**Task prompt**
Reply with every entry, repeated exactly as given.

**Data listing**
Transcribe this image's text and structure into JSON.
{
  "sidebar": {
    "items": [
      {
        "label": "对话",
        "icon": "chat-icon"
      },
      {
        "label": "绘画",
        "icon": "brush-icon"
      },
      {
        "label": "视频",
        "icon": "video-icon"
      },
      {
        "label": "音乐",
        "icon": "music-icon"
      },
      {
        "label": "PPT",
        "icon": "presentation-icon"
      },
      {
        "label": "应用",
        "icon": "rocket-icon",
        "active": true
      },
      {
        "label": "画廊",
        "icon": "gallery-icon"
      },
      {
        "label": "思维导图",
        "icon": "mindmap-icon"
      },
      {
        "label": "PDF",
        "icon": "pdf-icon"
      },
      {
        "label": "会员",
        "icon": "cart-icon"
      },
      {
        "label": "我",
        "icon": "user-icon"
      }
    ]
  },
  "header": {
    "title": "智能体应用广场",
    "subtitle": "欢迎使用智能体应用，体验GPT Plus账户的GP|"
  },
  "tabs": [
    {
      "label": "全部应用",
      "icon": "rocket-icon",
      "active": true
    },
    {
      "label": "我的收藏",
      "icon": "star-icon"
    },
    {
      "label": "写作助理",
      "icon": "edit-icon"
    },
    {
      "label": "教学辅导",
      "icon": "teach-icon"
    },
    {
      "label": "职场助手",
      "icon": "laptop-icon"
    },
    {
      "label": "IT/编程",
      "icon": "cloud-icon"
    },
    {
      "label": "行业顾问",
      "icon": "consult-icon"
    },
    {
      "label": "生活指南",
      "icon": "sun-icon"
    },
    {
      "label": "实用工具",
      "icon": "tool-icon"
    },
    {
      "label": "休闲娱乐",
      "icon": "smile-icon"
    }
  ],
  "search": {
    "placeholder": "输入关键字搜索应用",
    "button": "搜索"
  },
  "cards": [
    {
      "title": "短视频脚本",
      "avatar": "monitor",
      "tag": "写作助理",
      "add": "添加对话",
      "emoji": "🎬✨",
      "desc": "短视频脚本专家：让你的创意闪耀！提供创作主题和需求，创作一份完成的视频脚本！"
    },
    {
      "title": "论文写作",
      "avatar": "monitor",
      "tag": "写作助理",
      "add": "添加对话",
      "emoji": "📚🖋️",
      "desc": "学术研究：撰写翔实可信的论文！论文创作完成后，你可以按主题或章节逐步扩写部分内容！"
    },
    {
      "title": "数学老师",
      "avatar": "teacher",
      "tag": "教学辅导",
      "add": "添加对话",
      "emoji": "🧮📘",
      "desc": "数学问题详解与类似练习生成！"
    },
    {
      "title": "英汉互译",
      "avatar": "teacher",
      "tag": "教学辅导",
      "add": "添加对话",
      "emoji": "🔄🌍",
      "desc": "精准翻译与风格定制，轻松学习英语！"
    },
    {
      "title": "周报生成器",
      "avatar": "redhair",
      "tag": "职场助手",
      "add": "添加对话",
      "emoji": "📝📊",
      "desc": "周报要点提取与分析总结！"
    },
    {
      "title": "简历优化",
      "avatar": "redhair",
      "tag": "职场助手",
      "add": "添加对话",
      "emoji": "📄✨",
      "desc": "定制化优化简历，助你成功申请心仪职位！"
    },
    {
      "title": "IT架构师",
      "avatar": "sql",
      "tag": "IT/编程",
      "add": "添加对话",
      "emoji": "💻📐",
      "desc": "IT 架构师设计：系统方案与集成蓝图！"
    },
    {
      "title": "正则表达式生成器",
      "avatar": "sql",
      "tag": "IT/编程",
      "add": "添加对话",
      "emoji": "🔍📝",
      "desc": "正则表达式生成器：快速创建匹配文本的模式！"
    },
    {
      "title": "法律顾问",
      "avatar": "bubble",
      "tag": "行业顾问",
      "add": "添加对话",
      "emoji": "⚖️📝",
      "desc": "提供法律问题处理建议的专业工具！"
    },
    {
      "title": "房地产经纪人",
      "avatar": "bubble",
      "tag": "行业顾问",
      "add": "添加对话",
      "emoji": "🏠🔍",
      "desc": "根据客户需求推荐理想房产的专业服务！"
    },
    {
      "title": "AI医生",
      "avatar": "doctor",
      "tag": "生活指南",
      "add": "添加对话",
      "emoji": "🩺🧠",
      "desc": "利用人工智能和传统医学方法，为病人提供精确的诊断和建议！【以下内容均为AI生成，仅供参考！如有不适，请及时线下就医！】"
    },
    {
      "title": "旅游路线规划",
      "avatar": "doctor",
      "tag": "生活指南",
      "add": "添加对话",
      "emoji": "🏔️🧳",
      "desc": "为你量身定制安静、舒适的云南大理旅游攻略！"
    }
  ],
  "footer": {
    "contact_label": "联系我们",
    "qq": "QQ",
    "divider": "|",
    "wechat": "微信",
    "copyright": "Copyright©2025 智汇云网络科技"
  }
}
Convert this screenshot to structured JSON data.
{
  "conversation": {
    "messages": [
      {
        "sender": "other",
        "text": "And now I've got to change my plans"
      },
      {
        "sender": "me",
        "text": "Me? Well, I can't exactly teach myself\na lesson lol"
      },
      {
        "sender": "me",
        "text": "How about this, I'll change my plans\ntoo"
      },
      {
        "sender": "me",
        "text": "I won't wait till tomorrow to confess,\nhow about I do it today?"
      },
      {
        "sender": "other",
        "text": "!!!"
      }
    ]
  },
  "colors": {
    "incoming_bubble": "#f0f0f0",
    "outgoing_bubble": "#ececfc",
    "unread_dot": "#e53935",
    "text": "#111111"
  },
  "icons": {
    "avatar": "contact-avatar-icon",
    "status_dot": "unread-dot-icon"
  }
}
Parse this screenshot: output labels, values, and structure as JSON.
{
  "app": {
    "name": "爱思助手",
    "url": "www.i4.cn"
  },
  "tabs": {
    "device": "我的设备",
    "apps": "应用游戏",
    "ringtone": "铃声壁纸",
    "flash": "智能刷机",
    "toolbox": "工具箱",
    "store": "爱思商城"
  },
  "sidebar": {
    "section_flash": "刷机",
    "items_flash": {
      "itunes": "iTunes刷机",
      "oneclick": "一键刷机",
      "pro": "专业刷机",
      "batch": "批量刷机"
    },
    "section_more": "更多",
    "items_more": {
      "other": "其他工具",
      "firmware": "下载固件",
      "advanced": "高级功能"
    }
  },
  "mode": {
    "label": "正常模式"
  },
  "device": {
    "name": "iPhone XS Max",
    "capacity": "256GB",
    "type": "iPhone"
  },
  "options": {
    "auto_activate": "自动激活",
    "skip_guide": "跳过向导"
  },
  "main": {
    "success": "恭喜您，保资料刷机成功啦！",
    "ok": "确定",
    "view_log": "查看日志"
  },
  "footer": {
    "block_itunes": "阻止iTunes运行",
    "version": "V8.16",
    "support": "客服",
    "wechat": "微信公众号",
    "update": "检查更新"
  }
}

**Written answer**
Transcribe this image's text and structure into JSON.
{
  "sidebar": {
    "items": [
      {
        "label": "对话",
        "icon": "chat-icon"
      },
      {
        "label": "绘画",
        "icon": "brush-icon"
      },
      {
        "label": "视频",
        "icon": "video-icon"
      },
      {
        "label": "音乐",
        "icon": "music-icon"
      },
      {
        "label": "PPT",
        "icon": "presentation-icon"
      },
      {
        "label": "应用",
        "icon": "rocket-icon",
        "active": true
      },
      {
        "label": "画廊",
        "icon": "gallery-icon"
      },
      {
        "label": "思维导图",
        "icon": "mindmap-icon"
      },
      {
        "label": "PDF",
        "icon": "pdf-icon"
      },
      {
        "label": "会员",
        "icon": "cart-icon"
      },
      {
        "label": "我",
        "icon": "user-icon"
      }
    ]
  },
  "header": {
    "title": "智能体应用广场",
    "subtitle": "欢迎使用智能体应用，体验GPT Plus账户的GP|"
  },
  "tabs": [
    {
      "label": "全部应用",
      "icon": "rocket-icon",
      "active": true
    },
    {
      "label": "我的收藏",
      "icon": "star-icon"
    },
    {
      "label": "写作助理",
      "icon": "edit-icon"
    },
    {
      "label": "教学辅导",
      "icon": "teach-icon"
    },
    {
      "label": "职场助手",
      "icon": "laptop-icon"
    },
    {
      "label": "IT/编程",
      "icon": "cloud-icon"
    },
    {
      "label": "行业顾问",
      "icon": "consult-icon"
    },
    {
      "label": "生活指南",
      "icon": "sun-icon"
    },
    {
      "label": "实用工具",
      "icon": "tool-icon"
    },
    {
      "label": "休闲娱乐",
      "icon": "smile-icon"
    }
  ],
  "search": {
    "placeholder": "输入关键字搜索应用",
    "button": "搜索"
  },
  "cards": [
    {
      "title": "短视频脚本",
      "avatar": "monitor",
      "tag": "写作助理",
      "add": "添加对话",
      "emoji": "🎬✨",
      "desc": "短视频脚本专家：让你的创意闪耀！提供创作主题和需求，创作一份完成的视频脚本！"
    },
    {
      "title": "论文写作",
      "avatar": "monitor",
      "tag": "写作助理",
      "add": "添加对话",
      "emoji": "📚🖋️",
      "desc": "学术研究：撰写翔实可信的论文！论文创作完成后，你可以按主题或章节逐步扩写部分内容！"
    },
    {
      "title": "数学老师",
      "avatar": "teacher",
      "tag": "教学辅导",
      "add": "添加对话",
      "emoji": "🧮📘",
      "desc": "数学问题详解与类似练习生成！"
    },
    {
      "title": "英汉互译",
      "avatar": "teacher",
      "tag": "教学辅导",
      "add": "添加对话",
      "emoji": "🔄🌍",
      "desc": "精准翻译与风格定制，轻松学习英语！"
    },
    {
      "title": "周报生成器",
      "avatar": "redhair",
      "tag": "职场助手",
      "add": "添加对话",
      "emoji": "📝📊",
      "desc": "周报要点提取与分析总结！"
    },
    {
      "title": "简历优化",
      "avatar": "redhair",
      "tag": "职场助手",
      "add": "添加对话",
      "emoji": "📄✨",
      "desc": "定制化优化简历，助你成功申请心仪职位！"
    },
    {
      "title": "IT架构师",
      "avatar": "sql",
      "tag": "IT/编程",
      "add": "添加对话",
      "emoji": "💻📐",
      "desc": "IT 架构师设计：系统方案与集成蓝图！"
    },
    {
      "title": "正则表达式生成器",
      "avatar": "sql",
      "tag": "IT/编程",
      "add": "添加对话",
      "emoji": "🔍📝",
      "desc": "正则表达式生成器：快速创建匹配文本的模式！"
    },
    {
      "title": "法律顾问",
      "avatar": "bubble",
      "tag": "行业顾问",
      "add": "添加对话",
      "emoji": "⚖️📝",
      "desc": "提供法律问题处理建议的专业工具！"
    },
    {
      "title": "房地产经纪人",
      "avatar": "bubble",
      "tag": "行业顾问",
      "add": "添加对话",
      "emoji": "🏠🔍",
      "desc": "根据客户需求推荐理想房产的专业服务！"
    },
    {
      "title": "AI医生",
      "avatar": "doctor",
      "tag": "生活指南",
      "add": "添加对话",
      "emoji": "🩺🧠",
      "desc": "利用人工智能和传统医学方法，为病人提供精确的诊断和建议！【以下内容均为AI生成，仅供参考！如有不适，请及时线下就医！】"
    },
    {
      "title": "旅游路线规划",
      "avatar": "doctor",
      "tag": "生活指南",
      "add": "添加对话",
      "emoji": "🏔️🧳",
      "desc": "为你量身定制安静、舒适的云南大理旅游攻略！"
    }
  ],
  "footer": {
    "contact_label": "联系我们",
    "qq": "QQ",
    "divider": "|",
    "wechat": "微信",
    "copyright": "Copyright©2025 智汇云网络科技"
  }
}
Convert this screenshot to structured JSON data.
{
  "conversation": {
    "messages": [
      {
        "sender": "other",
        "text": "And now I've got to change my plans"
      },
      {
        "sender": "me",
        "text": "Me? Well, I can't exactly teach myself\na lesson lol"
      },
      {
        "sender": "me",
        "text": "How about this, I'll change my plans\ntoo"
      },
      {
        "sender": "me",
        "text": "I won't wait till tomorrow to confess,\nhow about I do it today?"
      },
      {
        "sender": "other",
        "text": "!!!"
      }
    ]
  },
  "colors": {
    "incoming_bubble": "#f0f0f0",
    "outgoing_bubble": "#ececfc",
    "unread_dot": "#e53935",
    "text": "#111111"
  },
  "icons": {
    "avatar": "contact-avatar-icon",
    "status_dot": "unread-dot-icon"
  }
}
Parse this screenshot: output labels, values, and structure as JSON.
{
  "app": {
    "name": "爱思助手",
    "url": "www.i4.cn"
  },
  "tabs": {
    "device": "我的设备",
    "apps": "应用游戏",
    "ringtone": "铃声壁纸",
    "flash": "智能刷机",
    "toolbox": "工具箱",
    "store": "爱思商城"
  },
  "sidebar": {
    "section_flash": "刷机",
    "items_flash": {
      "itunes": "iTunes刷机",
      "oneclick": "一键刷机",
      "pro": "专业刷机",
      "batch": "批量刷机"
    },
    "section_more": "更多",
    "items_more": {
      "other": "其他工具",
      "firmware": "下载固件",
      "advanced": "高级功能"
    }
  },
  "mode": {
    "label": "正常模式"
  },
  "device": {
    "name": "iPhone XS Max",
    "capacity": "256GB",
    "type": "iPhone"
  },
  "options": {
    "auto_activate": "自动激活",
    "skip_guide": "跳过向导"
  },
  "main": {
    "success": "恭喜您，保资料刷机成功啦！",
    "ok": "确定",
    "view_log": "查看日志"
  },
  "footer": {
    "block_itunes": "阻止iTunes运行",
    "version": "V8.16",
    "support": "客服",
    "wechat": "微信公众号",
    "update": "检查更新"
  }
}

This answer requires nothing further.